Last Saturday, Gallery Delta invited the world and his wife to 'have a drink, converse with friends and relax', while viewing 'Select Collection', an exhibition of Zimbabwean paintings, graphics, sculptures and ceramics.
Guests converged at Robert Paul's Old House, 110 Livingstone Avenue, which has been the Gallery's home since it moved from Strachan's Building in the CBD in the early 1990s.
Gallery Delta has been nurturing and inspiring the Zimbabwean art world since 1975 so it seems fitting that the gallery, now classified as a foundation for art and the humanities, should occupy the former home of one of Zimbabwe's leading artists. An abstract artist, Robert Paul and his family occupied their house from 1930 until the artist's death in 1980.

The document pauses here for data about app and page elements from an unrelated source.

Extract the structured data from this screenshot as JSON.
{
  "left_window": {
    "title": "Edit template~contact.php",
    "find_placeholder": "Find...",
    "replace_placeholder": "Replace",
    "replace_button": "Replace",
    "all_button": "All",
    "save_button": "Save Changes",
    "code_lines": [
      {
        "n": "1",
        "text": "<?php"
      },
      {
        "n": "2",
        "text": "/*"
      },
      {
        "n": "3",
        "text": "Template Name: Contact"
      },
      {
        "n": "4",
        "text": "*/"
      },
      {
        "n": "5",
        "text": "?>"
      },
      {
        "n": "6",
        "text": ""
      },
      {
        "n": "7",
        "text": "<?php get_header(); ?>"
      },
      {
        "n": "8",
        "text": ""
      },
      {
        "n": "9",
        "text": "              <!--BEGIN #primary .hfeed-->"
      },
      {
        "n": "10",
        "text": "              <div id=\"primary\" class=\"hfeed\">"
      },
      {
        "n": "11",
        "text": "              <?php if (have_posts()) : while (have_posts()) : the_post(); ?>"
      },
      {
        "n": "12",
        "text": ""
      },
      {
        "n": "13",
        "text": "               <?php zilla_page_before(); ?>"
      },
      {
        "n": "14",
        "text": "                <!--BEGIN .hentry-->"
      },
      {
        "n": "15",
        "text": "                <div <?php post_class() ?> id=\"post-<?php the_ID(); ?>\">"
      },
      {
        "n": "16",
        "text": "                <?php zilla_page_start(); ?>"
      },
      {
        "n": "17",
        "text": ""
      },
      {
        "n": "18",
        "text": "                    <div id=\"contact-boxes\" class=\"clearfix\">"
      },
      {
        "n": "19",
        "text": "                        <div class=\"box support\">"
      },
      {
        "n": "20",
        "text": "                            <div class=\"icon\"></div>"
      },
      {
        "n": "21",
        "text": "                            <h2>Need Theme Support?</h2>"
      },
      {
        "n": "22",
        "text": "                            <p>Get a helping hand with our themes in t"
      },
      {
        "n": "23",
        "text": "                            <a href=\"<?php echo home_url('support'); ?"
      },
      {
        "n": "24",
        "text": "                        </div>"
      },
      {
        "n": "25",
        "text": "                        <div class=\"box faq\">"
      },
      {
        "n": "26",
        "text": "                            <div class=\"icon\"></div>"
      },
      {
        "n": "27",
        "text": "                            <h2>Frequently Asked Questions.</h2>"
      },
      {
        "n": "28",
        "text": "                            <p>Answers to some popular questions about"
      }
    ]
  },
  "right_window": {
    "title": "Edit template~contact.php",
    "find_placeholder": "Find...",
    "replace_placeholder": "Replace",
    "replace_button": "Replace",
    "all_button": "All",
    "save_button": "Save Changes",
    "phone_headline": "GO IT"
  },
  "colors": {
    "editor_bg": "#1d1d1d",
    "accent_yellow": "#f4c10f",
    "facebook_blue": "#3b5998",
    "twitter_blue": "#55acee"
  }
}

Robert Paul joined the Rhodesian police force in 1932, but in 1951 became a full time painter. According to his daughter, Collette Wiles, her most vivid memory of the artist is of him dressed in a paint-spattered dressing gown, in front of his easel on the verandah. If his muse deserted him in the morning, he would dress and meet friends at the club for a few drinks, returning invigorated by lunchtime.
As he gazed out at the overgrown garden in front of his verandah, he could never have imagined the manicured lawns or the scores of artists and art lovers that would frequent his house when it transformed into Gallery Delta.
One of the most attractive works of art on display last weekend was 'Our Home' by Richard Witikani. Born in Wedza in 1967, Witikani studied art at the BAT Workshop, and later taught art at Girls High School, Harare.
He has exhibited extensively at home and abroad and his brightly coloured abstract landscapes, inspired by the countryside in which he grew up, never fail to delight. Equally at home with figure drawing, Witikani's study entitled 'Lynett and Priscilla' captures the despondency these two young women feel as they sit outside, hunched up, waiting for something to happen. The artist, who now lives in the city, is working from his Hatfield studio on a new solo exhibition.
Bulawayo-born Berry Bickle, best known for her award winning installations, video and photography, is also a talented ceramicist.
The abstract designs of the delicate porcelain bowls on exhibition catch the eye, while the fragments of scripts scrawled on the curved surfaces challenge the intellect. Like many Zimbabwean artists, her emotions are bound up with the legacy of colonialism in Southern Africa.
Kate Raath, who was raised on a cattle farm in Masvingo, finds the Gutu/Chatsworth area a source of inspiration for her landscape and tree studies. Working in oils, acrylic, charcoal, pen, pencil and gouache, her masterly style is unique and instantly recognisable, and art collectors should pay close attention to this highly collectible artist.
'Pandaza' by Portia Zvavahera is a perfectly balanced abstract composition depicting three women of the Vapostori sect. Seated in a sacred place, they anxiously await spiritual prophecies and the foretelling of their futures. Paintings by Zvavahera and her contemporary, Virginia Chihota (also exhibiting) lend gravitas to any exhibition.
By the end of the day, not only had several works of art been sold, but artists and art lovers had admired the exhibition, exchanged news, discussed their plans for the coming year, and spent several hours in the most congenial of atmospheres. Robert Paul would have been delighted to host such a gathering.